  • PSALM 24

    Psalms 24:1-10 . God's supreme sovereignty requires a befitting holiness of life and heart in His worshippers; a sentiment sublimely illustrated by describing His entrance into the sanctuary, by the symbol of His worship--the ark, as requiring the most profound homage to the glory of His Majesty.

    1. fulness--everything.
    world--the habitable globe, with
    they that dwell--forming a parallel expression to the first clause.

    2. Poetically represents the facts of Genesis 1:9 .

    3, 4. The form of a question gives vivacity.
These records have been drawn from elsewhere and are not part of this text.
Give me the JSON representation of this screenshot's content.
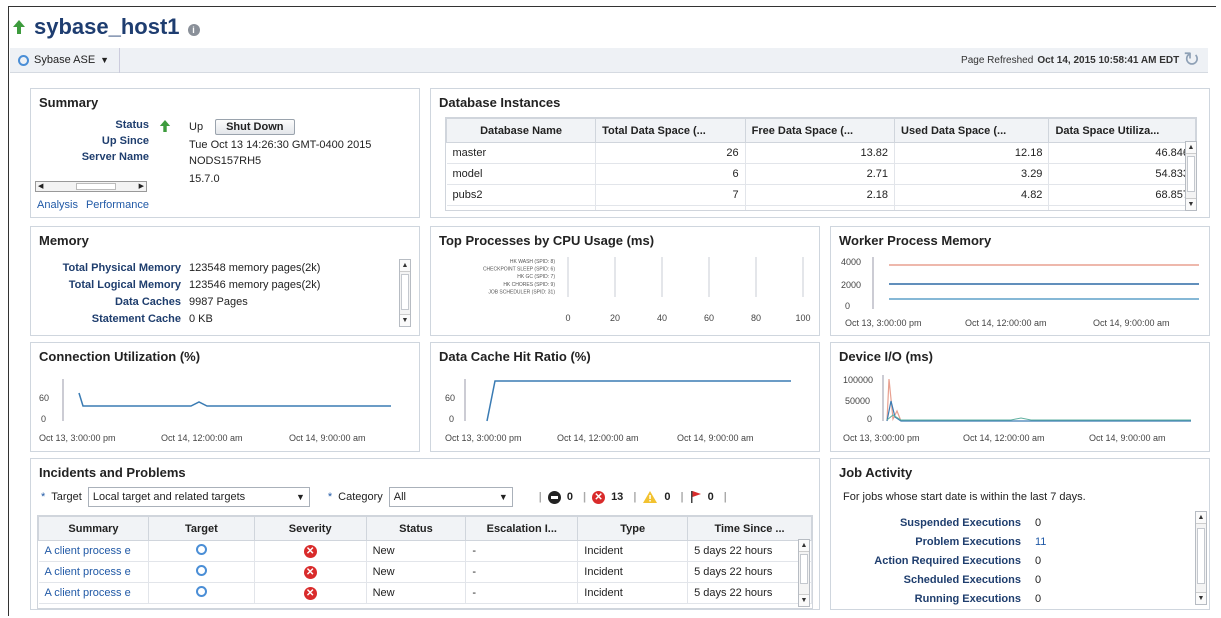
{
  "header": {
    "title": "sybase_host1",
    "info_icon": "info-icon",
    "status_icon": "up-arrow-icon"
  },
  "target_bar": {
    "target_type": "Sybase ASE",
    "refresh_prefix": "Page Refreshed",
    "refresh_time": "Oct 14, 2015 10:58:41 AM EDT"
  },
  "summary": {
    "title": "Summary",
    "status_label": "Status",
    "status_value": "Up",
    "shutdown_button": "Shut Down",
    "up_since_label": "Up Since",
    "up_since_value": "Tue Oct 13 14:26:30 GMT-0400 2015",
    "server_name_label": "Server Name",
    "server_name_value": "NODS157RH5",
    "version_value": "15.7.0",
    "links": {
      "analysis": "Analysis",
      "performance": "Performance"
    }
  },
  "db_instances": {
    "title": "Database Instances",
    "columns": [
      "Database Name",
      "Total Data Space (...",
      "Free Data Space (...",
      "Used Data Space (...",
      "Data Space Utiliza..."
    ],
    "rows": [
      [
        "master",
        "26",
        "13.82",
        "12.18",
        "46.846"
      ],
      [
        "model",
        "6",
        "2.71",
        "3.29",
        "54.833"
      ],
      [
        "pubs2",
        "7",
        "2.18",
        "4.82",
        "68.857"
      ]
    ]
  },
  "memory": {
    "title": "Memory",
    "rows": [
      {
        "label": "Total Physical Memory",
        "value": "123548 memory pages(2k)"
      },
      {
        "label": "Total Logical Memory",
        "value": "123546 memory pages(2k)"
      },
      {
        "label": "Data Caches",
        "value": "9987 Pages"
      },
      {
        "label": "Statement Cache",
        "value": "0 KB"
      }
    ]
  },
  "top_processes": {
    "title": "Top Processes by CPU Usage (ms)",
    "processes": [
      "HK WASH (SPID: 8)",
      "CHECKPOINT SLEEP (SPID: 6)",
      "HK GC (SPID: 7)",
      "HK CHORES (SPID: 9)",
      "JOB SCHEDULER (SPID: 31)"
    ],
    "x_ticks": [
      "0",
      "20",
      "40",
      "60",
      "80",
      "100"
    ]
  },
  "worker_memory": {
    "title": "Worker Process Memory",
    "y_ticks": [
      "4000",
      "2000",
      "0"
    ],
    "x_ticks": [
      "Oct 13, 3:00:00 pm",
      "Oct 14, 12:00:00 am",
      "Oct 14, 9:00:00 am"
    ],
    "colors": [
      "#e8a090",
      "#2d6aa6",
      "#5ea0c8"
    ]
  },
  "connection_util": {
    "title": "Connection Utilization (%)",
    "y_ticks": [
      "60",
      "0"
    ],
    "x_ticks": [
      "Oct 13, 3:00:00 pm",
      "Oct 14, 12:00:00 am",
      "Oct 14, 9:00:00 am"
    ]
  },
  "data_cache": {
    "title": "Data Cache Hit Ratio (%)",
    "y_ticks": [
      "60",
      "0"
    ],
    "x_ticks": [
      "Oct 13, 3:00:00 pm",
      "Oct 14, 12:00:00 am",
      "Oct 14, 9:00:00 am"
    ]
  },
  "device_io": {
    "title": "Device I/O (ms)",
    "y_ticks": [
      "100000",
      "50000",
      "0"
    ],
    "x_ticks": [
      "Oct 13, 3:00:00 pm",
      "Oct 14, 12:00:00 am",
      "Oct 14, 9:00:00 am"
    ]
  },
  "incidents": {
    "title": "Incidents and Problems",
    "target_label": "Target",
    "target_value": "Local target and related targets",
    "category_label": "Category",
    "category_value": "All",
    "counts": {
      "fatal": "0",
      "critical": "13",
      "warning": "0",
      "escalated": "0"
    },
    "columns": [
      "Summary",
      "Target",
      "Severity",
      "Status",
      "Escalation I...",
      "Type",
      "Time Since ..."
    ],
    "rows": [
      {
        "summary": "A client process e",
        "status": "New",
        "escalation": "-",
        "type": "Incident",
        "time": "5 days 22 hours"
      },
      {
        "summary": "A client process e",
        "status": "New",
        "escalation": "-",
        "type": "Incident",
        "time": "5 days 22 hours"
      },
      {
        "summary": "A client process e",
        "status": "New",
        "escalation": "-",
        "type": "Incident",
        "time": "5 days 22 hours"
      }
    ]
  },
  "job_activity": {
    "title": "Job Activity",
    "description": "For jobs whose start date is within the last 7 days.",
    "rows": [
      {
        "label": "Suspended Executions",
        "value": "0"
      },
      {
        "label": "Problem Executions",
        "value": "11"
      },
      {
        "label": "Action Required Executions",
        "value": "0"
      },
      {
        "label": "Scheduled Executions",
        "value": "0"
      },
      {
        "label": "Running Executions",
        "value": "0"
      }
    ]
  }
}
Hands, tongue, and heart are organs of action, speech, and feeling, which compose character.
    hill of the Lord--(compare Psalms 2:6 , &c.). His Church--the true or invisible, as typified by the earthly sanctuary.

    4. lifted up his soul--is to set the affections ( Psalms 25:1 ) on an object; here,
    vanity--or, any false thing, of which swearing falsely, or to falsehood, is a specification.

    5. righteousness--the rewards which God bestows on His people, or the grace to secure those rewards as well as the result.

    6. Jacob--By "Jacob," we may understand God's people (compare Isaiah 43:22 , 44:2 , &c.), corresponding to "the generation," as if he had said, "those who seek Thy face are Thy chosen people."

    7-10. The entrance of the ark, with the attending procession, into the holy sanctuary is pictured to us. The repetition of the terms gives emphasis.

    10. Lord of hosts--or fully, Lord God of hosts ( Hosea 12:5 , Amos 4:13 ), describes God by a title indicative of supremacy over all creatures, and especially the heavenly armies ( Joshua 5:14 , 1 Kings 22:19 ). Whether, as some think, the actual enlargement of the ancient gates of Jerusalem be the basis of the figure, the effect of the whole is to impress us with a conception of the matchless majesty of God.